The aim of this report is to provide information about children and young people aged 0-24 who were hospitalised as a result of poisoning by pharmaceuticals or other substances in Australia. Over 30% of all hospitalised cases of poisoning during 2012-13 involved children and young people aged 0-24 (12,451 cases).
For all types of poisoning combined, age-standardised rates were much higher for girls and young women (223 cases per 100,000 population) compared with boys and young men (109). On average, children and young people spent 2 days in hospital per episode of care, with girls aged 10-14 spending nearly 3 days on average. High threat to life (HTTL) cases were rare (fewer than 1% overall) and mainly infants (<12 months; 2% HTTL cases).
Poisoning by pharmaceuticals
There were 10,620 hospitalised cases of poisoning by pharmaceuticals in 2012-13. Rates were highest among girls aged 15-17 (589 cases per 100,000). The lowest rates were for infants (20 per 100,000) and children aged 5-9 years (9 per 100,000).
The largest group (3,935; 37%) of cases were caused by non-opioid analgesics (for example, ibuprofen and paracetamol) with 84% of the cases due to 4-Aminophenol derivatives such as paracetamol. Psychotropic drugs (for example, tricyclic and tetracyclic antidepressants, antipsychotics and neuroleptics) were the second most common (30%).
For children aged 1-4, there was a much wider range of pharmaceuticals responsible for poisoning compared with other age groups.
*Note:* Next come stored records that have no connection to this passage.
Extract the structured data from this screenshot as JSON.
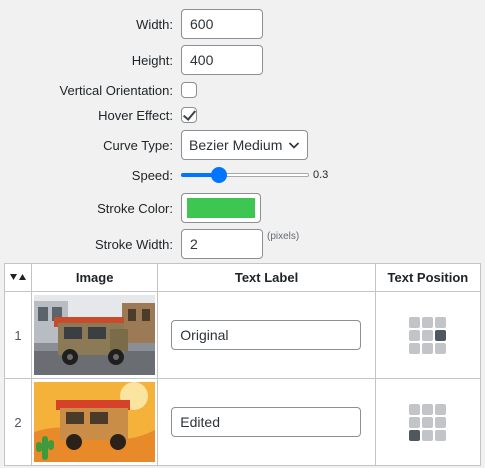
{
  "form": {
    "width": {
      "label": "Width:",
      "value": "600"
    },
    "height": {
      "label": "Height:",
      "value": "400"
    },
    "vertical": {
      "label": "Vertical Orientation:",
      "checked": false
    },
    "hover": {
      "label": "Hover Effect:",
      "checked": true
    },
    "curve": {
      "label": "Curve Type:",
      "value": "Bezier Medium"
    },
    "speed": {
      "label": "Speed:",
      "value": "0.3",
      "fraction": 0.3
    },
    "stroke_color": {
      "label": "Stroke Color:",
      "color": "#3ec552"
    },
    "stroke_width": {
      "label": "Stroke Width:",
      "value": "2",
      "hint": "(pixels)"
    }
  },
  "table": {
    "headers": {
      "image": "Image",
      "text_label": "Text Label",
      "text_position": "Text Position"
    },
    "rows": [
      {
        "num": "1",
        "label": "Original",
        "position_active": 5
      },
      {
        "num": "2",
        "label": "Edited",
        "position_active": 6
      }
    ]
  },
  "colors": {
    "accent": "#0075ff",
    "border": "#8c8f94",
    "background": "#f1f1f1"
  }
}
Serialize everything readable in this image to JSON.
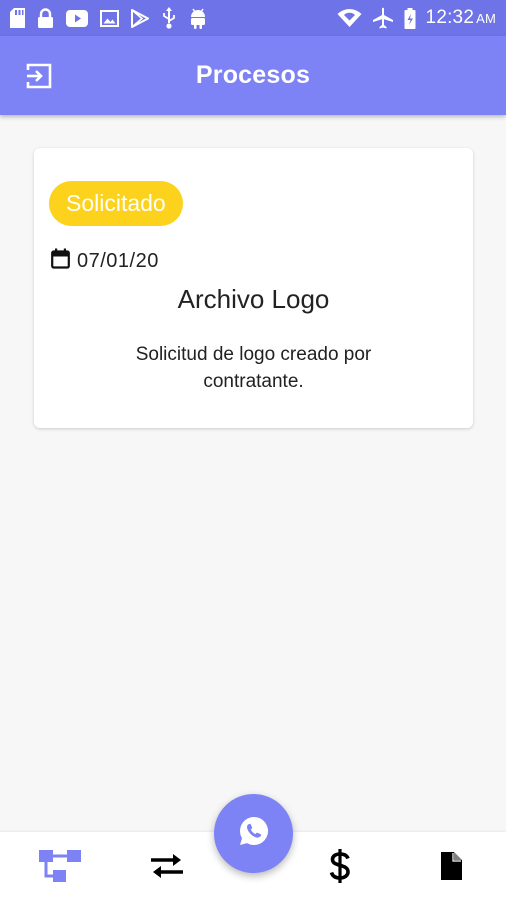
{
  "status_bar": {
    "time": "12:32",
    "ampm": "AM",
    "left_icons": [
      "sd-card-icon",
      "lock-icon",
      "youtube-icon",
      "image-icon",
      "play-store-icon",
      "usb-icon",
      "android-icon"
    ],
    "right_icons": [
      "wifi-icon",
      "airplane-icon",
      "battery-icon"
    ]
  },
  "app_bar": {
    "title": "Procesos",
    "exit_icon": "exit-icon"
  },
  "card": {
    "status": "Solicitado",
    "date": "07/01/20",
    "title": "Archivo Logo",
    "description": "Solicitud de logo creado por contratante."
  },
  "bottom_nav": {
    "items": [
      "processes-icon",
      "transfer-icon",
      "dollar-icon",
      "document-icon"
    ],
    "fab_icon": "whatsapp-icon"
  },
  "colors": {
    "status_bar": "#6f73e8",
    "primary": "#7d82f4",
    "badge": "#fcd21d",
    "background": "#f7f7f7"
  }
}
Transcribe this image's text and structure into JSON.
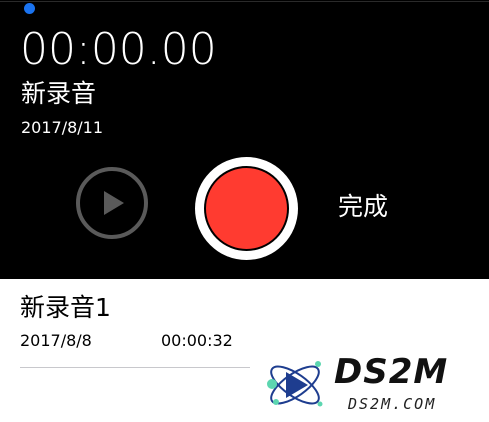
{
  "recorder": {
    "timer": "00:00.00",
    "title": "新录音",
    "date": "2017/8/11",
    "done_label": "完成"
  },
  "recordings": [
    {
      "title": "新录音1",
      "date": "2017/8/8",
      "duration": "00:00:32"
    }
  ],
  "watermark": {
    "title": "DS2M",
    "subtitle": "DS2M.COM"
  },
  "icons": {
    "play": "play-icon",
    "record": "record-icon",
    "playhead": "playhead-dot"
  },
  "colors": {
    "background_top": "#000000",
    "record_red": "#ff3b30",
    "playhead_blue": "#1a73f0",
    "play_ring": "#5a5a5a"
  }
}
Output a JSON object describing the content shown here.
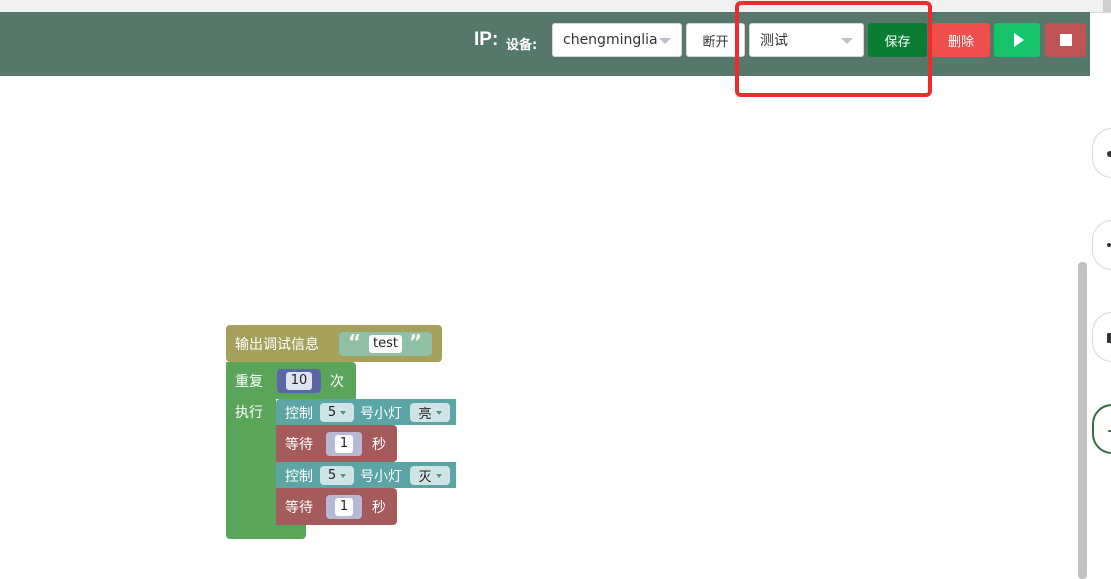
{
  "header": {
    "ip_label": "IP:",
    "device_label": "设备:",
    "device_value": "chengminglia",
    "disconnect_label": "断开",
    "mode_value": "测试",
    "save_label": "保存",
    "delete_label": "删除"
  },
  "blocks": {
    "print_label": "输出调试信息",
    "print_open_quote": "“",
    "print_text": "test",
    "print_close_quote": "”",
    "repeat_label": "重复",
    "repeat_count": "10",
    "repeat_unit": "次",
    "do_label": "执行",
    "steps": [
      {
        "type": "led",
        "prefix": "控制",
        "pin": "5",
        "mid": "号小灯",
        "state": "亮"
      },
      {
        "type": "wait",
        "prefix": "等待",
        "value": "1",
        "unit": "秒"
      },
      {
        "type": "led",
        "prefix": "控制",
        "pin": "5",
        "mid": "号小灯",
        "state": "灭"
      },
      {
        "type": "wait",
        "prefix": "等待",
        "value": "1",
        "unit": "秒"
      }
    ]
  },
  "colors": {
    "header": "#56786a",
    "save": "#0a7d33",
    "delete": "#f04d4d",
    "run": "#17c36a",
    "stop": "#c05454",
    "block_print": "#a5a05b",
    "block_loop": "#5ba55b",
    "block_led": "#5ba5a5",
    "block_wait": "#a55b5b",
    "highlight": "#f02b2b"
  },
  "icons": {
    "run": "play-icon",
    "stop": "stop-icon",
    "dropdown": "caret-down-icon"
  }
}
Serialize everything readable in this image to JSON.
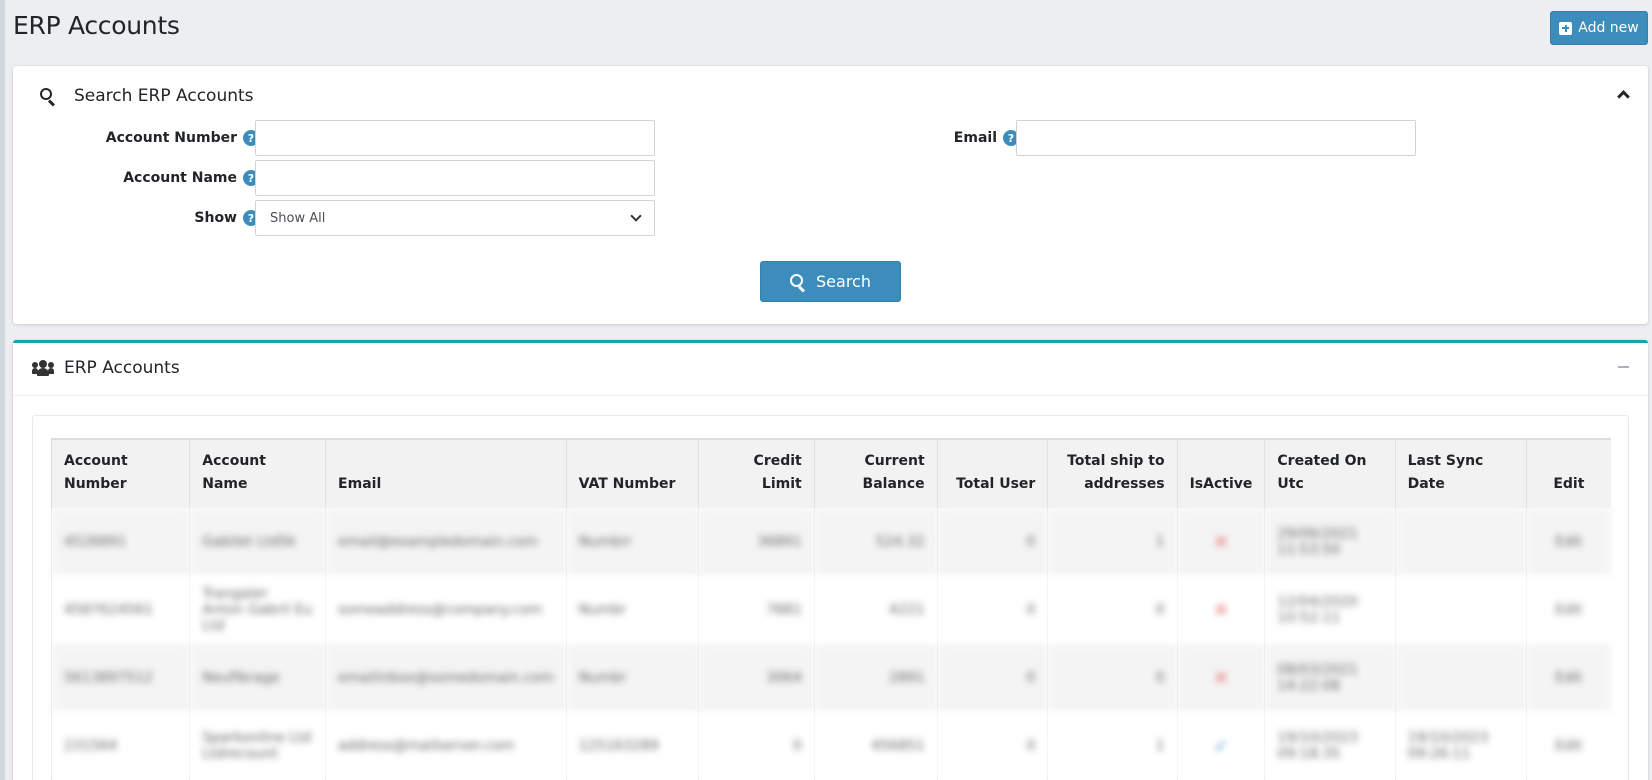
{
  "page": {
    "title": "ERP Accounts",
    "add_label": "Add new"
  },
  "search": {
    "title": "Search ERP Accounts",
    "fields": {
      "account_number": {
        "label": "Account Number",
        "value": ""
      },
      "account_name": {
        "label": "Account Name",
        "value": ""
      },
      "show": {
        "label": "Show",
        "value": "Show All"
      },
      "email": {
        "label": "Email",
        "value": ""
      }
    },
    "button_label": "Search"
  },
  "list": {
    "title": "ERP Accounts",
    "columns": [
      "Account Number",
      "Account Name",
      "Email",
      "VAT Number",
      "Credit Limit",
      "Current Balance",
      "Total User",
      "Total ship to addresses",
      "IsActive",
      "Created On Utc",
      "Last Sync Date",
      "Edit"
    ],
    "rows": [
      {
        "account_number": "4526891",
        "account_name": "Gabilet Ltd5k",
        "email": "email@exampledomain.com",
        "vat": "Numbrr",
        "credit_limit": "36891",
        "balance": "524.32",
        "total_user": "0",
        "ship_to": "1",
        "is_active": "✕",
        "created": "29/06/2021 11:53:50",
        "last_sync": "",
        "edit": "Edit"
      },
      {
        "account_number": "4587624561",
        "account_name": "Trangaler Anton Gabril Eu Ltd",
        "email": "someaddress@company.com",
        "vat": "Numbr",
        "credit_limit": "7881",
        "balance": "4221",
        "total_user": "0",
        "ship_to": "0",
        "is_active": "✕",
        "created": "12/04/2020 10:52:11",
        "last_sync": "",
        "edit": "Edit"
      },
      {
        "account_number": "5613897512",
        "account_name": "Neufibrage",
        "email": "emailinbox@somedomain.com",
        "vat": "Numbr",
        "credit_limit": "3064",
        "balance": "2891",
        "total_user": "0",
        "ship_to": "0",
        "is_active": "✕",
        "created": "08/03/2021 14:22:08",
        "last_sync": "",
        "edit": "Edit"
      },
      {
        "account_number": "231564",
        "account_name": "Sparkonline Ltd Ltdrecount",
        "email": "address@mailserver.com",
        "vat": "125163289",
        "credit_limit": "0",
        "balance": "456851",
        "total_user": "0",
        "ship_to": "1",
        "is_active": "✓",
        "created": "19/10/2023 09:18:35",
        "last_sync": "19/10/2023 09:26:11",
        "edit": "Edit"
      }
    ]
  },
  "colors": {
    "primary": "#3c8dbc",
    "accent_top": "#17a2b8",
    "inactive": "#e35d5d"
  }
}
For the 3 oldest age groups, episodes were dominated by non-opioid analgesics and psychotropic drugs. For those young people aged 10-14, 15-17 and 18-24, poisoning by non-opioid analgesics accounted for 56%, 53% and 29%, respectively, while poisoning by psychotropic drugs accounted for 21%, 27% and 36%, respectively.
Poisoning by other substances
Among children and young people, there were 1,831 hospitalised cases of poisoning by other substances in 2012-13, at a rate of 24 per 100,000 population. Poisoning by other substances occurred mainly in children aged 1-4 (23%) and young people aged 18-24 (37%). Among children aged 1-4, the rate of poisoning was higher among boys (43) compared with girls (27). The most common cause of poisoning by other substances among children and young people was contact with venomous animals (749 cases); insect bites (54%) and spider bites (22%) accounted for the majority of these envenomations.
Almost two-thirds (63%) of poisoning cases among children and young people aged 10-24 were due to intentional self-harm, but this was more common in the older age groups examined (15‒17 and 18‒24 years). In these groups, intentional self-harm accounted for the largest proportion of hospitalised poisoning among both sexes, though the rates of intentional self-poisoning were higher among females in each age group.